Data provided Start Marker
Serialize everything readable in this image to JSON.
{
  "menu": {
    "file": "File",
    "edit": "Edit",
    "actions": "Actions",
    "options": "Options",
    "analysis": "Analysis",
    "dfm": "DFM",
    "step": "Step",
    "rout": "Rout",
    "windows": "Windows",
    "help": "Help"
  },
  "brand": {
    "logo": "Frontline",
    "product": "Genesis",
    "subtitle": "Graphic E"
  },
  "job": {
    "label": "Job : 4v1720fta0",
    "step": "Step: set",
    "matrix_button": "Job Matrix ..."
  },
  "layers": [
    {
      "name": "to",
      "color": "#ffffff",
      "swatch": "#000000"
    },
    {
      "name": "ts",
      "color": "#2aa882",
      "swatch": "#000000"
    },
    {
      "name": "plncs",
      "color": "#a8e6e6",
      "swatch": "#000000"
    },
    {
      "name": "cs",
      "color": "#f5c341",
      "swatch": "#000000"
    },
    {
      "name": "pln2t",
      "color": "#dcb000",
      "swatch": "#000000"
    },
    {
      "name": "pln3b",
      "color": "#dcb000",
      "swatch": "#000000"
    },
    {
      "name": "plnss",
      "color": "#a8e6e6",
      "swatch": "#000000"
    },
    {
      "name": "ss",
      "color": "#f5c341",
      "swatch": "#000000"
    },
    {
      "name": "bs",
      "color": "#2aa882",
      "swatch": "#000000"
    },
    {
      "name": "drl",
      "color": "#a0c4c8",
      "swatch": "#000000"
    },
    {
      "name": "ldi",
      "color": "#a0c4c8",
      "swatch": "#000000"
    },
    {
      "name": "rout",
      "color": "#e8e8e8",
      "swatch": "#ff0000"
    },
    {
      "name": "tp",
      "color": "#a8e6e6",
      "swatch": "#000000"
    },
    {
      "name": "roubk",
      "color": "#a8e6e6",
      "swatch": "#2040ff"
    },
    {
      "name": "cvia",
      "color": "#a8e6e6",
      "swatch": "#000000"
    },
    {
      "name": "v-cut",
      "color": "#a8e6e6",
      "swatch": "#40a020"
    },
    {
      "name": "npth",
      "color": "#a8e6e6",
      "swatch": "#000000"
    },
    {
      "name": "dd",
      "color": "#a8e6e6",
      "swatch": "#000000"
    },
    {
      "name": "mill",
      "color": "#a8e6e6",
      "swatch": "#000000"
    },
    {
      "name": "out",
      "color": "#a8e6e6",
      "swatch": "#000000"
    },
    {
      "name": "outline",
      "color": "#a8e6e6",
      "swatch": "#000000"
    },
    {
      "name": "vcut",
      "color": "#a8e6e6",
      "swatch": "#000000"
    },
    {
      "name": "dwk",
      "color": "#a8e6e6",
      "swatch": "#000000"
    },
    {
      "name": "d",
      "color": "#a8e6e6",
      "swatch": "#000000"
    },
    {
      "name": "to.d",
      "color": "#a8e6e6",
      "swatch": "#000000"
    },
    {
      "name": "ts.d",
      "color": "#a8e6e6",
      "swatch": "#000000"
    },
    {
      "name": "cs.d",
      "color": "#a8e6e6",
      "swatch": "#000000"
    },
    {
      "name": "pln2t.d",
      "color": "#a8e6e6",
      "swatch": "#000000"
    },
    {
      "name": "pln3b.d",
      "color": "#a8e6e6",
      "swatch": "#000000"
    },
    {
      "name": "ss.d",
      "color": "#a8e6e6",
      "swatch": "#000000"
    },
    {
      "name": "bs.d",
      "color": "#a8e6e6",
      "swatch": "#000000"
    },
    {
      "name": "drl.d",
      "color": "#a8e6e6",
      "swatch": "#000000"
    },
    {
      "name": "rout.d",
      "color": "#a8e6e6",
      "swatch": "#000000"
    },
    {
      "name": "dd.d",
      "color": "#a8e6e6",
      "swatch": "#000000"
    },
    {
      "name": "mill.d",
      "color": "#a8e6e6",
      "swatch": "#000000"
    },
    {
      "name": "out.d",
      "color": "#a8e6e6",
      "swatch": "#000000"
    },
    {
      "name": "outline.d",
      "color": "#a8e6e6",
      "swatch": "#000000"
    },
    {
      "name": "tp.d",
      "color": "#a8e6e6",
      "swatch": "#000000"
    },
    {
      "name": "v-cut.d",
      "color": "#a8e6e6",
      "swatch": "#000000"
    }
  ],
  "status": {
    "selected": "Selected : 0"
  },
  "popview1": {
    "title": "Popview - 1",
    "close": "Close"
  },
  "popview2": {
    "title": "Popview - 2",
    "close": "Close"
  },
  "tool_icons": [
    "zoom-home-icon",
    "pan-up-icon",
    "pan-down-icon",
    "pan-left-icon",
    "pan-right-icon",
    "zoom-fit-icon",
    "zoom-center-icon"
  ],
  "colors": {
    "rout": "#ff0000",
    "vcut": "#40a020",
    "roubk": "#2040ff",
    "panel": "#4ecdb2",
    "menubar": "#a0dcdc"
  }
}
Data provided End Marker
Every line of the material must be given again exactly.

Serialize everything readable in this image to JSON.
{
  "menu": {
    "file": "File",
    "edit": "Edit",
    "actions": "Actions",
    "options": "Options",
    "analysis": "Analysis",
    "dfm": "DFM",
    "step": "Step",
    "rout": "Rout",
    "windows": "Windows",
    "help": "Help"
  },
  "brand": {
    "logo": "Frontline",
    "product": "Genesis",
    "subtitle": "Graphic E"
  },
  "job": {
    "label": "Job : 4v1720fta0",
    "step": "Step: set",
    "matrix_button": "Job Matrix ..."
  },
  "layers": [
    {
      "name": "to",
      "color": "#ffffff",
      "swatch": "#000000"
    },
    {
      "name": "ts",
      "color": "#2aa882",
      "swatch": "#000000"
    },
    {
      "name": "plncs",
      "color": "#a8e6e6",
      "swatch": "#000000"
    },
    {
      "name": "cs",
      "color": "#f5c341",
      "swatch": "#000000"
    },
    {
      "name": "pln2t",
      "color": "#dcb000",
      "swatch": "#000000"
    },
    {
      "name": "pln3b",
      "color": "#dcb000",
      "swatch": "#000000"
    },
    {
      "name": "plnss",
      "color": "#a8e6e6",
      "swatch": "#000000"
    },
    {
      "name": "ss",
      "color": "#f5c341",
      "swatch": "#000000"
    },
    {
      "name": "bs",
      "color": "#2aa882",
      "swatch": "#000000"
    },
    {
      "name": "drl",
      "color": "#a0c4c8",
      "swatch": "#000000"
    },
    {
      "name": "ldi",
      "color": "#a0c4c8",
      "swatch": "#000000"
    },
    {
      "name": "rout",
      "color": "#e8e8e8",
      "swatch": "#ff0000"
    },
    {
      "name": "tp",
      "color": "#a8e6e6",
      "swatch": "#000000"
    },
    {
      "name": "roubk",
      "color": "#a8e6e6",
      "swatch": "#2040ff"
    },
    {
      "name": "cvia",
      "color": "#a8e6e6",
      "swatch": "#000000"
    },
    {
      "name": "v-cut",
      "color": "#a8e6e6",
      "swatch": "#40a020"
    },
    {
      "name": "npth",
      "color": "#a8e6e6",
      "swatch": "#000000"
    },
    {
      "name": "dd",
      "color": "#a8e6e6",
      "swatch": "#000000"
    },
    {
      "name": "mill",
      "color": "#a8e6e6",
      "swatch": "#000000"
    },
    {
      "name": "out",
      "color": "#a8e6e6",
      "swatch": "#000000"
    },
    {
      "name": "outline",
      "color": "#a8e6e6",
      "swatch": "#000000"
    },
    {
      "name": "vcut",
      "color": "#a8e6e6",
      "swatch": "#000000"
    },
    {
      "name": "dwk",
      "color": "#a8e6e6",
      "swatch": "#000000"
    },
    {
      "name": "d",
      "color": "#a8e6e6",
      "swatch": "#000000"
    },
    {
      "name": "to.d",
      "color": "#a8e6e6",
      "swatch": "#000000"
    },
    {
      "name": "ts.d",
      "color": "#a8e6e6",
      "swatch": "#000000"
    },
    {
      "name": "cs.d",
      "color": "#a8e6e6",
      "swatch": "#000000"
    },
    {
      "name": "pln2t.d",
      "color": "#a8e6e6",
      "swatch": "#000000"
    },
    {
      "name": "pln3b.d",
      "color": "#a8e6e6",
      "swatch": "#000000"
    },
    {
      "name": "ss.d",
      "color": "#a8e6e6",
      "swatch": "#000000"
    },
    {
      "name": "bs.d",
      "color": "#a8e6e6",
      "swatch": "#000000"
    },
    {
      "name": "drl.d",
      "color": "#a8e6e6",
      "swatch": "#000000"
    },
    {
      "name": "rout.d",
      "color": "#a8e6e6",
      "swatch": "#000000"
    },
    {
      "name": "dd.d",
      "color": "#a8e6e6",
      "swatch": "#000000"
    },
    {
      "name": "mill.d",
      "color": "#a8e6e6",
      "swatch": "#000000"
    },
    {
      "name": "out.d",
      "color": "#a8e6e6",
      "swatch": "#000000"
    },
    {
      "name": "outline.d",
      "color": "#a8e6e6",
      "swatch": "#000000"
    },
    {
      "name": "tp.d",
      "color": "#a8e6e6",
      "swatch": "#000000"
    },
    {
      "name": "v-cut.d",
      "color": "#a8e6e6",
      "swatch": "#000000"
    }
  ],
  "status": {
    "selected": "Selected : 0"
  },
  "popview1": {
    "title": "Popview - 1",
    "close": "Close"
  },
  "popview2": {
    "title": "Popview - 2",
    "close": "Close"
  },
  "tool_icons": [
    "zoom-home-icon",
    "pan-up-icon",
    "pan-down-icon",
    "pan-left-icon",
    "pan-right-icon",
    "zoom-fit-icon",
    "zoom-center-icon"
  ],
  "colors": {
    "rout": "#ff0000",
    "vcut": "#40a020",
    "roubk": "#2040ff",
    "panel": "#4ecdb2",
    "menubar": "#a0dcdc"
  }
}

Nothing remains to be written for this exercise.